● TASK DETAILS
What lines in the records below contain the string "screenshot"? Copy every one.

● AVAILABLE RECORDS
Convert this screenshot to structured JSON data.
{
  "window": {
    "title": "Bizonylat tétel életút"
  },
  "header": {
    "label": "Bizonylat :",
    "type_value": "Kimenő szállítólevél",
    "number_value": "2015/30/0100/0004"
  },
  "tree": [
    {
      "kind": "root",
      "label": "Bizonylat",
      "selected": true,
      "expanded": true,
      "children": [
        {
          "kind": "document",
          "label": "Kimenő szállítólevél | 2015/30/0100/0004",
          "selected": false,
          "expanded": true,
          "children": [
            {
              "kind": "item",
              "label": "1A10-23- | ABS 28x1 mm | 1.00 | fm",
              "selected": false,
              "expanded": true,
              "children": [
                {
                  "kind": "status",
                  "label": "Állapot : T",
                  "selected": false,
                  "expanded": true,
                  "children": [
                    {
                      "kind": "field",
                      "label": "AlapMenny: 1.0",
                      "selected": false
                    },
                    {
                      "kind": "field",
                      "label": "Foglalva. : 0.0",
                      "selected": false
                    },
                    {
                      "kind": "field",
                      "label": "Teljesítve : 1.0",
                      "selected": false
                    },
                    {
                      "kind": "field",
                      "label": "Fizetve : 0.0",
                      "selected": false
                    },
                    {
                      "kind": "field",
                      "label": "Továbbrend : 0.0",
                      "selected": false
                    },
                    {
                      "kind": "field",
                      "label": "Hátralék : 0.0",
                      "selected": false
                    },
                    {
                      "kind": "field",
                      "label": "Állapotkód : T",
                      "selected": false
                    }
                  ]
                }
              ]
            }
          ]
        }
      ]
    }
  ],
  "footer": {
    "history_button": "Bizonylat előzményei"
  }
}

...

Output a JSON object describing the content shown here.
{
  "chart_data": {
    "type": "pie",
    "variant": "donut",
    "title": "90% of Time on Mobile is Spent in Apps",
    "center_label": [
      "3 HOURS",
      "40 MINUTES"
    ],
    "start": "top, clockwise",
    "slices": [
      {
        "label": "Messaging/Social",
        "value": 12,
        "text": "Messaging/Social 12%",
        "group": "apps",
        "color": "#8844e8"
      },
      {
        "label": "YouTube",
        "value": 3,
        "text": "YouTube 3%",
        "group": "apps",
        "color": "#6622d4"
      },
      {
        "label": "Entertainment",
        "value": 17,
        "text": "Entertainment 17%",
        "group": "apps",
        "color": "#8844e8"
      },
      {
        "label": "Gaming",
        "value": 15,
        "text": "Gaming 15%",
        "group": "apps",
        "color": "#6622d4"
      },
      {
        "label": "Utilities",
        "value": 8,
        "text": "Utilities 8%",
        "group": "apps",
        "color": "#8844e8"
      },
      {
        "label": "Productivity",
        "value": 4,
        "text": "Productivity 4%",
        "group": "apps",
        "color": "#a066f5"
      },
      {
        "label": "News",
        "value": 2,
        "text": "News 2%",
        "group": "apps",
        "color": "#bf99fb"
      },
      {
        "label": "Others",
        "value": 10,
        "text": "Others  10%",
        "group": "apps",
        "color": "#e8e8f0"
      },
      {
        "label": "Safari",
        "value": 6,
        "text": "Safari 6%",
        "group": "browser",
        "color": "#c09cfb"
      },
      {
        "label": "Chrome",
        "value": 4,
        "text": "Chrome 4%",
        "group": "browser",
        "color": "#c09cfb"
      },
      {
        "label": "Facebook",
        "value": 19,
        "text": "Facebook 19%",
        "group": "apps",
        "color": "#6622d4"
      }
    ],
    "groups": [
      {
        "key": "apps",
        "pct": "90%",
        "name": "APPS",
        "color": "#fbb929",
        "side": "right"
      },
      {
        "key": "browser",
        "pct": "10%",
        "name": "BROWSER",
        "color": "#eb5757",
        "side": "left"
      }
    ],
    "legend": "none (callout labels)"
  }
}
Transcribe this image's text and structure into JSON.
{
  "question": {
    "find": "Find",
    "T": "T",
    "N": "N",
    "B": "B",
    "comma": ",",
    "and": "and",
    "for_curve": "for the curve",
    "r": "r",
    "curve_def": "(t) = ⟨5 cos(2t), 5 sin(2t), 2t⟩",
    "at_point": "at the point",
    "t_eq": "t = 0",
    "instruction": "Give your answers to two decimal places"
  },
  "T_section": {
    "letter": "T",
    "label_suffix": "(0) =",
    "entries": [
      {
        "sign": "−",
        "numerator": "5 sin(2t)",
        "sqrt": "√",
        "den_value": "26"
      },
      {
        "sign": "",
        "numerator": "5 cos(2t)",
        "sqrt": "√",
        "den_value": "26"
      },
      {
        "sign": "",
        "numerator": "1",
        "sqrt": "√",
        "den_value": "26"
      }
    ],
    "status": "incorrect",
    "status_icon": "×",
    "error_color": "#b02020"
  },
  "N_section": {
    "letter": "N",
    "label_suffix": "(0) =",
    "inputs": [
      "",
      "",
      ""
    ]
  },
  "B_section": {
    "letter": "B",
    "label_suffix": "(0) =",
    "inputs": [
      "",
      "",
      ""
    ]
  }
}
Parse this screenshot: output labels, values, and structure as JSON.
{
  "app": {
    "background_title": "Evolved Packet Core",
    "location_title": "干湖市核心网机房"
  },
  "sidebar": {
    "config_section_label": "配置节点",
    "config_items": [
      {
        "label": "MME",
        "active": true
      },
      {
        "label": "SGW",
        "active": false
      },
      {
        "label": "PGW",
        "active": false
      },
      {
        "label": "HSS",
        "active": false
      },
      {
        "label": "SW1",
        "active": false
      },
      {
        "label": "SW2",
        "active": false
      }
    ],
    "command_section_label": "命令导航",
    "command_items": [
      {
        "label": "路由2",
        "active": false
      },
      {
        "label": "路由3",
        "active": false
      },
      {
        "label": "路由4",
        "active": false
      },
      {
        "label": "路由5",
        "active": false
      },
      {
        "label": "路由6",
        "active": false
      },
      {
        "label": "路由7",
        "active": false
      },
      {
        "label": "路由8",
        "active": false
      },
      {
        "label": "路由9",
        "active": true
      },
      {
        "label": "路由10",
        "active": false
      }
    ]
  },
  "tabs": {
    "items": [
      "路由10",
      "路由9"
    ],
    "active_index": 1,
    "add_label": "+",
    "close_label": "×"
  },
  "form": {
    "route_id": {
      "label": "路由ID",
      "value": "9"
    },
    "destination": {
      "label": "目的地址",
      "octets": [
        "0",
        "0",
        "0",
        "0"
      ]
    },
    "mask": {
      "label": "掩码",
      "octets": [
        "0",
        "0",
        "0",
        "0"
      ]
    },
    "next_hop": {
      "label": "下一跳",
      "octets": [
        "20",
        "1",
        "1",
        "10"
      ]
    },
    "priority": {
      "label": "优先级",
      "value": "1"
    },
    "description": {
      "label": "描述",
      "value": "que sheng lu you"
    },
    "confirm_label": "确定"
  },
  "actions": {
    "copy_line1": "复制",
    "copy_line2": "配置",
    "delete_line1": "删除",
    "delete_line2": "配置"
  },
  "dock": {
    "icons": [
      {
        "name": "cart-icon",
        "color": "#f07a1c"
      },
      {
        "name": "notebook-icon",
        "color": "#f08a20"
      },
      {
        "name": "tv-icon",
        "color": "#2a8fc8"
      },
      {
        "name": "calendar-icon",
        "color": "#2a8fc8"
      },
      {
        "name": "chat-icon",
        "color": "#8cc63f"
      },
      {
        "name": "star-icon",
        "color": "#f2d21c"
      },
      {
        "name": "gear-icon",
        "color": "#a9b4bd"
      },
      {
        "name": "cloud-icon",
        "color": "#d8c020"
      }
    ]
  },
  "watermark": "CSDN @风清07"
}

● EXERCISE ANSWER
Convert this screenshot to structured JSON data.
Parse this screenshot: output labels, values, and structure as JSON.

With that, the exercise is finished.